*** RECORDS PROVIDED ***
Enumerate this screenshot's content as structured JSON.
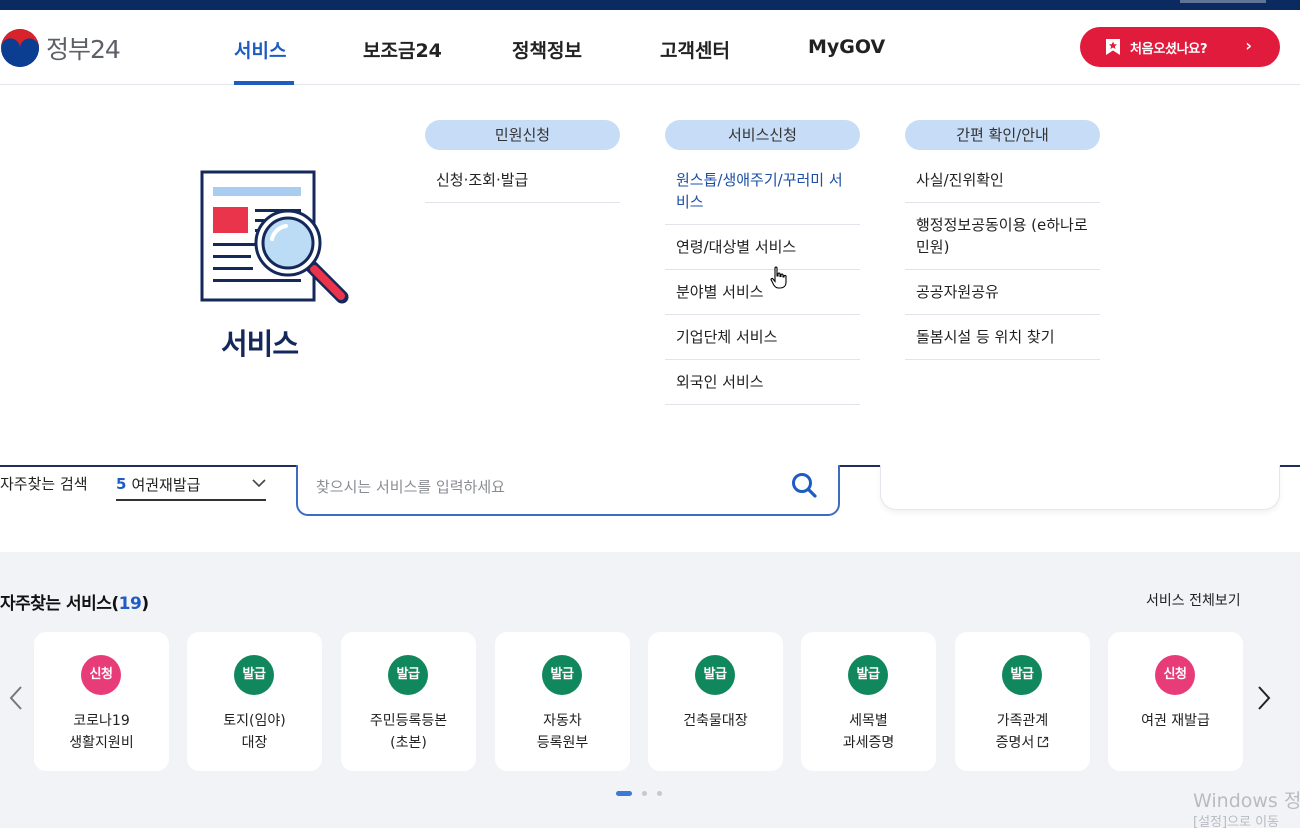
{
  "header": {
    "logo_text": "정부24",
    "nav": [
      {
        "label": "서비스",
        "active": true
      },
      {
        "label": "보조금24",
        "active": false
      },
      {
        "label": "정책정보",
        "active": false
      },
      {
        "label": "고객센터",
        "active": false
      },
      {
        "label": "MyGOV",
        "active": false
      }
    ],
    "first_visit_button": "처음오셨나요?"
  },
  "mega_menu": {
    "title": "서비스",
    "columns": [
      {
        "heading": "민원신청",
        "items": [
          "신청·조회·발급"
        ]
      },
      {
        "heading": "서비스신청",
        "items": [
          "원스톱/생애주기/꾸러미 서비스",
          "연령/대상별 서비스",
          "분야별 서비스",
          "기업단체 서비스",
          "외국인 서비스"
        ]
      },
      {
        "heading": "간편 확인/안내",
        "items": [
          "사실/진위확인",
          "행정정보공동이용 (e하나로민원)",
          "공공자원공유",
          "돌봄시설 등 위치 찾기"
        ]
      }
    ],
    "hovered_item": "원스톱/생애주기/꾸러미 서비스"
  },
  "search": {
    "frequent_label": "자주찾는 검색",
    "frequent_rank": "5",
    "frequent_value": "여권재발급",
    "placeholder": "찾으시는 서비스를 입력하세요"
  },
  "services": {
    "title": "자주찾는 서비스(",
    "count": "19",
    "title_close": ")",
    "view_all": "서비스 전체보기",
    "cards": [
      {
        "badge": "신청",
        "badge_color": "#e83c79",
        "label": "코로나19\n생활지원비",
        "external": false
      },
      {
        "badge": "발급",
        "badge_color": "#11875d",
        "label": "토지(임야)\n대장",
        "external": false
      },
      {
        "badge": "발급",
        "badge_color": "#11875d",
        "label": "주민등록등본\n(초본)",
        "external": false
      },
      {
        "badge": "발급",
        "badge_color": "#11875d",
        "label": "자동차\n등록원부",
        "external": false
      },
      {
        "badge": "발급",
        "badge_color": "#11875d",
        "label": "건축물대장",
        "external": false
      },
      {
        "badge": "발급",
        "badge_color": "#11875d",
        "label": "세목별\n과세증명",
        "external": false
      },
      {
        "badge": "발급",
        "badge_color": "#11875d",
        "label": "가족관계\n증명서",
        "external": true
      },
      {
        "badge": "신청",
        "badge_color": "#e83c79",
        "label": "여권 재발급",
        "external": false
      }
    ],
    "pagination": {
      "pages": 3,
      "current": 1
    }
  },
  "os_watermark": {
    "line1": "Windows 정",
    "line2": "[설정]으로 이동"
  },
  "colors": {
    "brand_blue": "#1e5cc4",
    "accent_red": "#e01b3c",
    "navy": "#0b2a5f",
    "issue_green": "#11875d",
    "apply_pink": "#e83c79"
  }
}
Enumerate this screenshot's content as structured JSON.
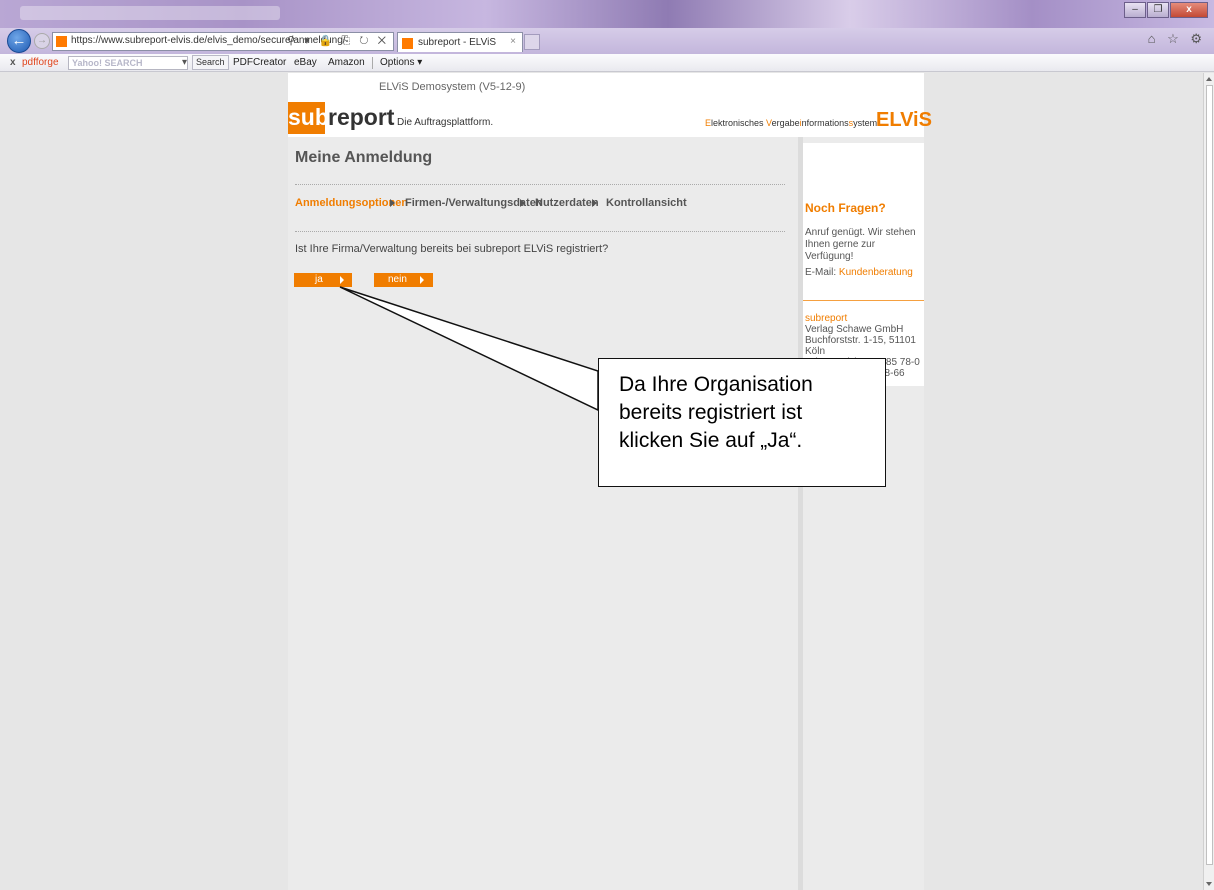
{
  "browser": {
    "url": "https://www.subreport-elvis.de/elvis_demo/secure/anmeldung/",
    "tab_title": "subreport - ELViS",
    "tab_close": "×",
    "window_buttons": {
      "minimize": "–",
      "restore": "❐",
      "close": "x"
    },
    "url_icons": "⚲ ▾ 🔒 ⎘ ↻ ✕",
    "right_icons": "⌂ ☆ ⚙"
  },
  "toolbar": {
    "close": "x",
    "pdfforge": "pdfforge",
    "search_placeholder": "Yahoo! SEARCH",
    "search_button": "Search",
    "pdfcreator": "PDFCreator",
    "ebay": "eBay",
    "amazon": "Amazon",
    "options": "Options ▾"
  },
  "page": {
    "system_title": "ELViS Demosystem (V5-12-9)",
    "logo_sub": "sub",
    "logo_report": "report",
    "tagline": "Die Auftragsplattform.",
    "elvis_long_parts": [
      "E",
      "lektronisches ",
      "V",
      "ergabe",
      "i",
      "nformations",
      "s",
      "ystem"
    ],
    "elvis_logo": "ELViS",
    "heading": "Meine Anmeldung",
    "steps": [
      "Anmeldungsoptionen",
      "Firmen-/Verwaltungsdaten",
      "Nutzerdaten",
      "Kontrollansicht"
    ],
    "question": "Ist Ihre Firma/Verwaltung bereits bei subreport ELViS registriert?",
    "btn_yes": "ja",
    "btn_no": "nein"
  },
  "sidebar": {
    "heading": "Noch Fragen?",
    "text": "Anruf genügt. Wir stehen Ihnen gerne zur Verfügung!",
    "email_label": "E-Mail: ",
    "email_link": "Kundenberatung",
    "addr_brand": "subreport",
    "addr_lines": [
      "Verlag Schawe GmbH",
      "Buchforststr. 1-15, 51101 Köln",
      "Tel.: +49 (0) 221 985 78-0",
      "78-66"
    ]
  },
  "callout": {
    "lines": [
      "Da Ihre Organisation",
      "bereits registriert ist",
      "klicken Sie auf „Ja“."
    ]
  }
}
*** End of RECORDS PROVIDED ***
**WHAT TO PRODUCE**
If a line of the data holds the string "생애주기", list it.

**ANSWER TO THE EXERCISE**
          "원스톱/생애주기/꾸러미 서비스",
    "hovered_item": "원스톱/생애주기/꾸러미 서비스"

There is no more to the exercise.